Monday, November 23, 2009

questions! answered!

In addition to not knowing how to use the publish/save function on Blogger, I've also been absolutely horrid about replying to comments. Today I went back to the beginning of the month and replied to all of them. I know most of you don't go back into the comeents to read those, and why bother...the posts are plenty 'nuff!! But if you had asked me a question in the comments and have been wondering if I am ignoring you or that I'm such a "beeyatch" for not answering? That might just be where you'd find the answer.

Going back through the comments though, I thought I'd stick a few of them up here directly in this a post.


Jenna and Jodie asked about persimmons.
There are basically two kinds.

What is on our tree is the "haychia" (pictured, left). Hachiyas are acorn shaped, and when they are ripe and ready to eat, they are so squishy they are almost gelatinous. It should be so squishy that you could poke a hole in it and pretty much slurp out the insides. If you bite into one of these babies when they are hard, you will suffer a most unpleasant experience. It will feel like someone coated your mouth with wallpaper paste or something. When it is truly ripe and the center is almost jelly-like, it is wonderful. It's perfect for baking something like a persimmon bread (like how you'd use ripe smooshed bananas in a banana bread). I also love putting it just as is over ice cream. It would also be great over a pound cake or in a trifle or something like that. I'm sure there are other uses, but that's about as far as I get with it as I'm not much the baker.

The other kind, which is actually my favorite species, is the "fuyu" persimmon (on the right). These are shaped more like a tomato. These you want to eat hard. I've been that told you can eat them when they are squishy, but I've never found that to be an enjoyable experience. MyFavoriteKid and I love these so much that sometimes we just bite right into them like an apple. We usually take a minute to cut them into thin slices though. They would layer nicely in a tart or something I'm sure (again, I'm not the baker), but they are just awesome raw in a salad with some spiced nuts or something (say, as a substitue for salads that have sliced pears).

Hope that helps. I would love to hear from other folks about how they use them!

Reaching back into October's comments, Bev asked about "the incentive dress".

No. I never got into it. I lost about 15 lbs, and then just got stuck. I kept at what I was doing food-wise, but my weight just sort of plateaued. I knew that I needed to increase my physical activity if I wanted to see more change. I'm still trying to figure out what to do about that. It's sort of complicated. Well, at least I make it so. It's mostly all in my head, where that complication happens. But I am working on it. Meanwhile, I should probably reset the goal for fitting into the dress for the spring!

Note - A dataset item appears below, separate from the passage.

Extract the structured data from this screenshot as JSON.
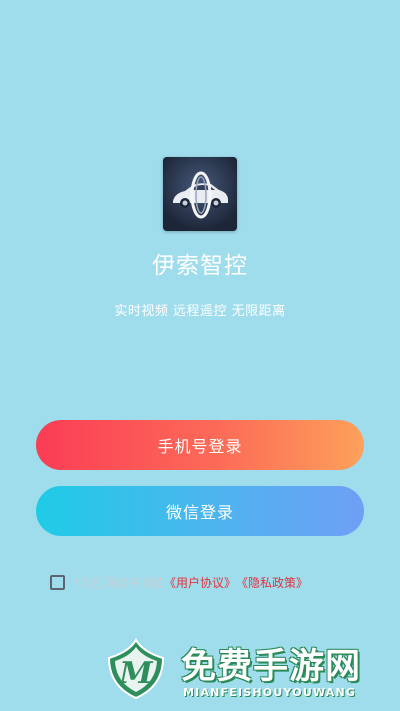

Jodi wondered if I really needed a big fat scarf here in California.

YAH!!!! Cold here in Northern California!! Not as cold as where you are from, I am sure. We don't get snow here. But in the mornings when I run MyFk to the bus stop, it's in the low to mid-30's (farenheit) right now and....brrrr!! I'm just loooooving having big fat scarf around my neck to take the chill off!
(oh, and hey Jodi...was that an invitation to visit?!)

Jodi also commented about the greenery here, and how it isn't yellow. Well, some the seasonal trees in the neighborhood (and in my yard) are yellow. And the vineyards are totally golden right now. But the hills, are a beautiful green right now, and so are all the crawling plants. Here with the hills things look mostly green, but it's in the late spring as the hills begin to dry that they go yellow/brown (maybe you should come visit and see it).

That's all for tonight ;-)


Enjay said...

I like to make persimmon jam, my grandmother used to mix them with rose hips and can them too.

The Bon said...

My favorite part of living in this part of the country is that the grass stays green through the winter. So much happy cheer with the color on the ground.